- Post-operative hypoxaemia
- Coronary vasoconstriction
- Increased Systemic Vascular Resistance
- Reduced Cardiac Index
- Possible reperfusion injury post MI
In patients with COPD studies have showed most hypercapnia patients arriving at hospital with the equivalent of SpO2 > 92% were acidotic, high concentration O2has been associated with more than double the mortality rate in those with acute exacerbations of COPD. Titrate O2 delivery down smoothly
Which patients are at risk of CO2 retention and acidosis if given high dose oxygen?
- Chronic hypoxic lung disease
- Chest wall disease
- Neuromuscular disease
- Morbid obesity with hypo ventilatory syndrome
What is the oxygen target?
Oxygen titrated to an SpO2 of 94-98%
Except in those at risk of hypercapnia respiratory failure, then 88-92%(or specific SpO2 on patient’s alert card)
What about in Palliative Care?
Most breathlessness in cancer patients is caused by airflow obstruction, infections or pleural effusions and in these cases the issues need to be addressed. Oxygen does relieve breathlessness in hyperaemic cancer patients but not if SpO2 >90%. Midazolam and morphine also relieve breathlessness and are more likely to be effective.
- Reservior masks can deliver O2 concentrations between 60-80%
- Nasal cannualae at 1-6L/min can deliver 24-50%
- Venturi masks allow accurate delivery of O2
- If tachypnoeic over 30 breaths per minute an increase over the marked flow rate should be delivered, note this won’t increase the FiO2!
Equivalent doses of O2
24% venturi = 1L O2
28 % venturi = 2L O2
35% venturi = 4L O2
40% venturi = nasal/facemask 5-6LO2
60% venturi = 7-10L simple face mask
Approach to oxygen delivery
Firstly determine if at risk of type II respiratory failure

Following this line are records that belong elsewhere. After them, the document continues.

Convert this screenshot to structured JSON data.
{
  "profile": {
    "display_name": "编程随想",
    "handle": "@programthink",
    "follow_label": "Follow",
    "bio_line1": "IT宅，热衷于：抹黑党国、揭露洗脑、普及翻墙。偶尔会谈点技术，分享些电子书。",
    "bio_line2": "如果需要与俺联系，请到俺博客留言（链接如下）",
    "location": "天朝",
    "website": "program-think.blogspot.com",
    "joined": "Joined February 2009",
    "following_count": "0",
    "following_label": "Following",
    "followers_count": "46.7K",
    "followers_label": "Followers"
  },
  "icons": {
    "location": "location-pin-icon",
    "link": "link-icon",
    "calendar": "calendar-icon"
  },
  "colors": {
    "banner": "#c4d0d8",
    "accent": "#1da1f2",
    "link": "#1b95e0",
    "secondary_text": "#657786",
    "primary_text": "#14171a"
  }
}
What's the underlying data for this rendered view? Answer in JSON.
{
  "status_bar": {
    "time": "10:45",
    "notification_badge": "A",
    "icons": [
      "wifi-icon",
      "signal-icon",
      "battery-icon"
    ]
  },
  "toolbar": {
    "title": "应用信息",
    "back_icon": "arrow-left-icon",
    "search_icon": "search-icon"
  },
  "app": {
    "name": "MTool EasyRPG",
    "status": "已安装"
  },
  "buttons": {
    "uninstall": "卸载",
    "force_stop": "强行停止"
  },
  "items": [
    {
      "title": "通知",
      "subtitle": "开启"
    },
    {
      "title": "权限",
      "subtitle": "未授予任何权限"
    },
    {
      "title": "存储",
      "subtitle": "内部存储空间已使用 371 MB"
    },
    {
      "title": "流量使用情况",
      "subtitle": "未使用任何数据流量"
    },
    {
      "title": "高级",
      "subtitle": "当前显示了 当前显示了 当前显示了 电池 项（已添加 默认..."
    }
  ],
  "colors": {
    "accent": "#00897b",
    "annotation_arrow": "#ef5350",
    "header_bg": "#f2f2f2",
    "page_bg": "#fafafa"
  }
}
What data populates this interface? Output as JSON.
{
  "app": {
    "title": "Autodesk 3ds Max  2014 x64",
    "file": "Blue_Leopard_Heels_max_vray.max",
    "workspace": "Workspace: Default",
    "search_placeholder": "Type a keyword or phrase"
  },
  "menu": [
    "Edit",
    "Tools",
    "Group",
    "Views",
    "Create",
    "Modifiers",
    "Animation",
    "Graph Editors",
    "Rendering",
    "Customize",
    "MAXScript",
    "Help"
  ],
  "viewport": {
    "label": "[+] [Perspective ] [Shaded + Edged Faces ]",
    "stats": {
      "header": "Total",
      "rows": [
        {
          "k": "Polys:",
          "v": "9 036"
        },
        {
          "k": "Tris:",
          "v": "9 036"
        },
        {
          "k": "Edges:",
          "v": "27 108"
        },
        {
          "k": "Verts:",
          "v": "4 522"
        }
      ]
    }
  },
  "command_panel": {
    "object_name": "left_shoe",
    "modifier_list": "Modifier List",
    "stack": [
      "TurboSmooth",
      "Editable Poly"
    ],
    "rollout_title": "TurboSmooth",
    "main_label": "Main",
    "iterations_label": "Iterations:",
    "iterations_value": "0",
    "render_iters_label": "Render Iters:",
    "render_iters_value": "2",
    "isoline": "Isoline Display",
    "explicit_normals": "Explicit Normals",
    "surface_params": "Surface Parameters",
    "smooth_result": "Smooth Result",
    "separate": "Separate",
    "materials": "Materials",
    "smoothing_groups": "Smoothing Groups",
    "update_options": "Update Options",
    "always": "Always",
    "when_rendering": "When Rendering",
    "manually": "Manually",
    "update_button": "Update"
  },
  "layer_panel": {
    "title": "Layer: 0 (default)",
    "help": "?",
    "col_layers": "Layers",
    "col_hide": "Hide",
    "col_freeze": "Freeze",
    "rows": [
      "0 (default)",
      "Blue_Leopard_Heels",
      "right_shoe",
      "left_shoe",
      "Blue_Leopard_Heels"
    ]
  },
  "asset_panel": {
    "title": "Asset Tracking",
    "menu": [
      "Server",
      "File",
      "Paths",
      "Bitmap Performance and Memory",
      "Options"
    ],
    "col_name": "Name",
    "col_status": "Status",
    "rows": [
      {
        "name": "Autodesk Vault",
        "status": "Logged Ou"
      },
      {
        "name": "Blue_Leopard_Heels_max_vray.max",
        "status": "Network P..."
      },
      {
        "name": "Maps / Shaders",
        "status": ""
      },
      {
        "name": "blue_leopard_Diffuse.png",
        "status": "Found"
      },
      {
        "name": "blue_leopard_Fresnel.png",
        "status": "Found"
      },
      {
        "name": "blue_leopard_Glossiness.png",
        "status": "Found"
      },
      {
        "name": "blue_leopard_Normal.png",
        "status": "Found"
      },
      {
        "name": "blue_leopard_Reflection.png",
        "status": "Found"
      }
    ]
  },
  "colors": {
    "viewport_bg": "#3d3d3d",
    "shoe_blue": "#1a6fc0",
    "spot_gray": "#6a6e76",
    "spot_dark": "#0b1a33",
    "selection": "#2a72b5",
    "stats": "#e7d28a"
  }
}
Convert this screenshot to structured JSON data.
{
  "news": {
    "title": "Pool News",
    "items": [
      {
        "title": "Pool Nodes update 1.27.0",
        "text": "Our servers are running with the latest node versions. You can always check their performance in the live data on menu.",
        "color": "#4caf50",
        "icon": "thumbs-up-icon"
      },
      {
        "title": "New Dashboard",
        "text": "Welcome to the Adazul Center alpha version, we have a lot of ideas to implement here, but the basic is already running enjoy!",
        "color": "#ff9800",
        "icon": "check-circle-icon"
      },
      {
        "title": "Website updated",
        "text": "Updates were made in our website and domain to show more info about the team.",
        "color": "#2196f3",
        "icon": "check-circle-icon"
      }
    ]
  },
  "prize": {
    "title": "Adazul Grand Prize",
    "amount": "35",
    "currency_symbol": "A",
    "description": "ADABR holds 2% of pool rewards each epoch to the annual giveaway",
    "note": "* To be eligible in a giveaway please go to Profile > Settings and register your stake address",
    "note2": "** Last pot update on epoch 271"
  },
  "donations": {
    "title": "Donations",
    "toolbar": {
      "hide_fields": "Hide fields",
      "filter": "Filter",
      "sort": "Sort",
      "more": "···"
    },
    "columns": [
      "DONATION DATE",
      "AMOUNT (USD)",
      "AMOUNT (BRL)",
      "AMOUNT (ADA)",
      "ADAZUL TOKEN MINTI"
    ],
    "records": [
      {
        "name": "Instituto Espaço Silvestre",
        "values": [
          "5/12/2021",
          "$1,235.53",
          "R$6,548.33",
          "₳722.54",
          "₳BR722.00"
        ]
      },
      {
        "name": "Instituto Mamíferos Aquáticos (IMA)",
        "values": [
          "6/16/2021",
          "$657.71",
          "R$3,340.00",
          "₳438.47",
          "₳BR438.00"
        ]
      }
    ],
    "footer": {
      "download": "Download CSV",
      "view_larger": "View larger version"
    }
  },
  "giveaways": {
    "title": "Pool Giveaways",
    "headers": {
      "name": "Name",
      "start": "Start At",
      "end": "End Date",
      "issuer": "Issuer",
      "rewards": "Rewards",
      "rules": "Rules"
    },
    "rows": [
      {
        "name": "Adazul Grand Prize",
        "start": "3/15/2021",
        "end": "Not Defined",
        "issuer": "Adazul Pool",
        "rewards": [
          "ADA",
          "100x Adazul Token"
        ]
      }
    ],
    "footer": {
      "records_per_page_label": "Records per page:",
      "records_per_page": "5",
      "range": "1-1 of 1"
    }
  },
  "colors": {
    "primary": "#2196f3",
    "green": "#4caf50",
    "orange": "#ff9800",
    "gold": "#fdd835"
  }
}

- SpO2 < 94%, deliver oxygen
- Perform an ABG
- If high PCO2 consider invasive ventilation, in the interim aim SpO2 94-98%
- If PCO2 normal or low aim SpO2 94-98% and repeat ABG in 30-60 minutes
If at risk of type II respiratory failure
- Obtain ABG if hypoxic or already on oxygen
- If a respiratory acidosis consider NIV, address medical condition and senior review. Treat with the lowest FiO2 via venturi or nasal specs to maintain an SpO2 88-92%
- If hypercapnia but not acidotic, titrate the lowest FiO2 via venturi or nasal specs to maintain an SpO2 88-92%. Repeat ABG after change of treatment/deterioration. Consider reducing FiO2 if PO2 on ABG >8kPa
- If PCO2 < 6 (normal or low) aim to keep SpO2 94-98% and repeat the ABG in 30-60 minutes
Points specific to prehospital oxygen use
- A sudden reduction in 3% of SpO2 within the target range should prompt a fuller assessment of the patient
- Pulse oximetry must be available in all locations in which oxygen is being used
- Some patients over the age of 70 when clinically stable may have SpO2 between 92-94%, these patients don’t require O2 therapy unless the SpO2 falls below the level that is known to be normal for that individual
- Patients with COPD should initially be given oxygen via 24% venturi at 2-4L/min or 28% mask at a flow rate 4L/min, or nasal cannulae at 1-2L/min aiming for 88-92%
- Patients over 50 years of age and long term smoker with a history of SOB on exertion and no other cause for their breathlessness should be treated as having COPD.
- Limit O2 driven nebs, if no air driven nebs available, to 6 minutes in duration in patients known to have COPD
So the bottom line? Well just like Goldielock’s porridge, with oxygen we don’t want too little, we don’t want too much but we want just the right amount!
There is no doubt that hypoxia kills but beware that too much of anything is bad for you and in the same way we need to be vigilant to targeting oxygen delivery to our patients target SpO2